Under California law, a workers’ compensation claim is generally the sole legal remedy that an injured worker has against their own employer. However, there is a key exception for cases in which an employee was harmed because of “serious and willful” misconduct by the employer. Through this type of claim, injured workers may be entitled to a 50% increase in their benefits.
Serious and willful misconduct claims are complicated. They can be challenging to win—but certainly not impossible. In the recent case of Carlos Flores, Applicant v. County of Los Angeles, an injured worker was awarded compensation for serious and willful misconduct. Here, our Fresno workers’ compensation lawyer provides an analysis of the serious and willful misconduct claim.
The applicant (Carlos Flores) was employed by the sheriff’s department of Los Angeles County. As part of his job duties, he was instructed to patrol a park on an all-terrain vehicle (ATV). The record states that Mr. Flores had never ridden an ATV before, had not been trained on ATV operation/safety, was not provided with protective equipment, and he had expressed to his employer that he was not comfortable with the job assignment given the lack of training and lack of safety equipment.

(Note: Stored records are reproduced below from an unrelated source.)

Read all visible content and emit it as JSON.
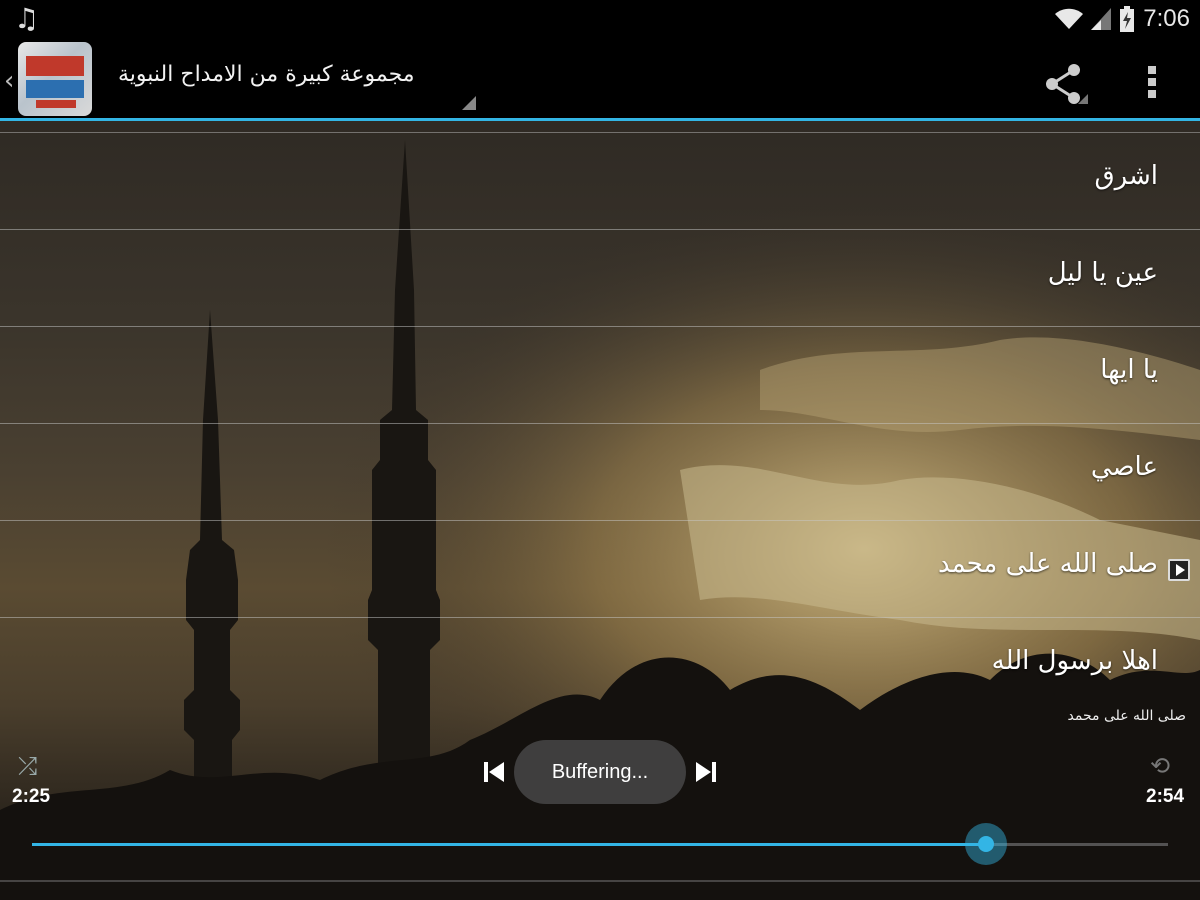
{
  "status_bar": {
    "time": "7:06",
    "icons": [
      "music-note-icon",
      "wifi-icon",
      "signal-icon",
      "battery-charging-icon"
    ]
  },
  "action_bar": {
    "title": "مجموعة كبيرة من الامداح النبوية",
    "icons": [
      "up-caret-icon",
      "app-icon",
      "share-icon",
      "overflow-menu-icon"
    ]
  },
  "tracks": [
    {
      "title": "اشرق",
      "playing": false
    },
    {
      "title": "عين يا ليل",
      "playing": false
    },
    {
      "title": "يا ايها",
      "playing": false
    },
    {
      "title": "عاصي",
      "playing": false
    },
    {
      "title": "صلى الله على محمد",
      "playing": true
    },
    {
      "title": "اهلا برسول الله",
      "playing": false
    }
  ],
  "player": {
    "now_playing": "صلى الله على محمد",
    "elapsed": "2:25",
    "duration": "2:54",
    "status": "Buffering...",
    "progress": 0.84,
    "accent_color": "#33b5e5"
  }
}
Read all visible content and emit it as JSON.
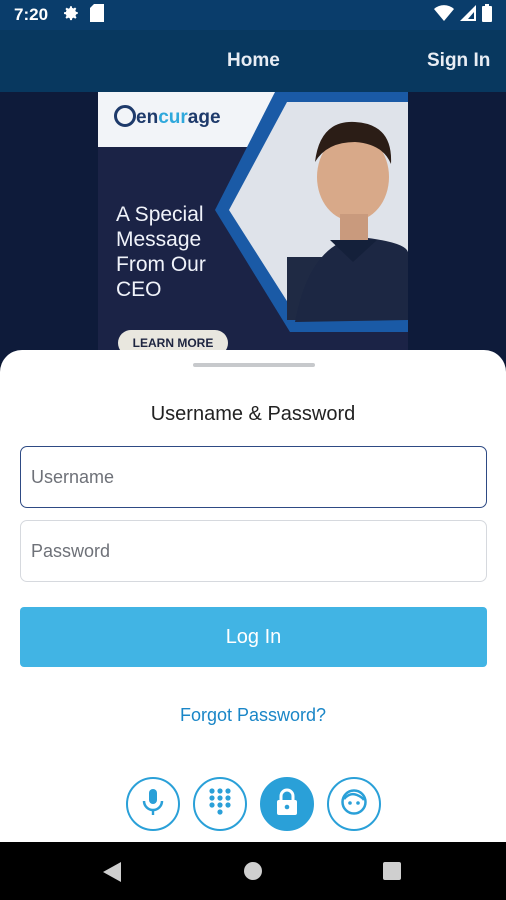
{
  "status_bar": {
    "time": "7:20",
    "icons_left": [
      "gear-icon",
      "sd-card-icon"
    ],
    "icons_right": [
      "wifi-icon",
      "signal-icon",
      "battery-icon"
    ]
  },
  "nav": {
    "home_label": "Home",
    "signin_label": "Sign In"
  },
  "banner": {
    "logo_text_1": "en",
    "logo_text_2": "cur",
    "logo_text_3": "age",
    "logo_subtext": "",
    "headline": "A Special Message From Our CEO",
    "button_label": "LEARN MORE"
  },
  "login": {
    "title": "Username & Password",
    "username_placeholder": "Username",
    "password_placeholder": "Password",
    "login_label": "Log In",
    "forgot_label": "Forgot Password?"
  },
  "auth_methods": [
    "microphone-icon",
    "keypad-icon",
    "lock-icon",
    "face-icon"
  ],
  "colors": {
    "status_bar": "#0a3d6b",
    "nav_bar": "#08385f",
    "accent": "#41b4e4",
    "link": "#1a86c7",
    "field_focus": "#2e4a84"
  }
}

Nonetheless, Mr. Flores was instructed by his supervisor to patrol the park on the ATV. He was injured in a crash while on patrol. Mr. Flores filed for workers’ compensation benefits. In addition, he filed a serious and willful misconduct claim against his employer. The employer (County of Los Angeles) countered that it was not aware that Mr. Flores lacked adequate training and it was not aware that he had not been issued a helmet.
The core legal issue at stake in this case is whether or not the employer’s conduct constitutes “serious and willful” misconduct for the purposes of California’s workers’ compensation law. In defending the claim, the employer emphasized that it did not engage in serious and willful misconduct because it was not fully aware of the actions of its supervisors and that it would not have allowed Mr. Flores on the ATV had known the circumstances.
On review, the WCAB ruled in favor of the employee. It determined that the Deputy Sheriff who ordered Mr. Flores to operate the ATV without training and without a helmet engaged in serious and willful misconduct. Even though that supervisory employee was not at a particularly high level without the employer’s management structure, the WCAB rules that the employer could still be held liable for serious and willful misconduct under California Labor Code § 4553.
Joseph C. Yrulegui is a Fresno workers’ compensation lawyer with the knowledge and expertise to represent workers in all types of serious and willful misconduct claims. If your injuries happened because your employer was grossly negligent, we can help. Contact us today to set up a strictly private review of your case. We handle serious and willful misconduct cases in Fresno, Fresno County, and throughout the San Joaquin Valley region.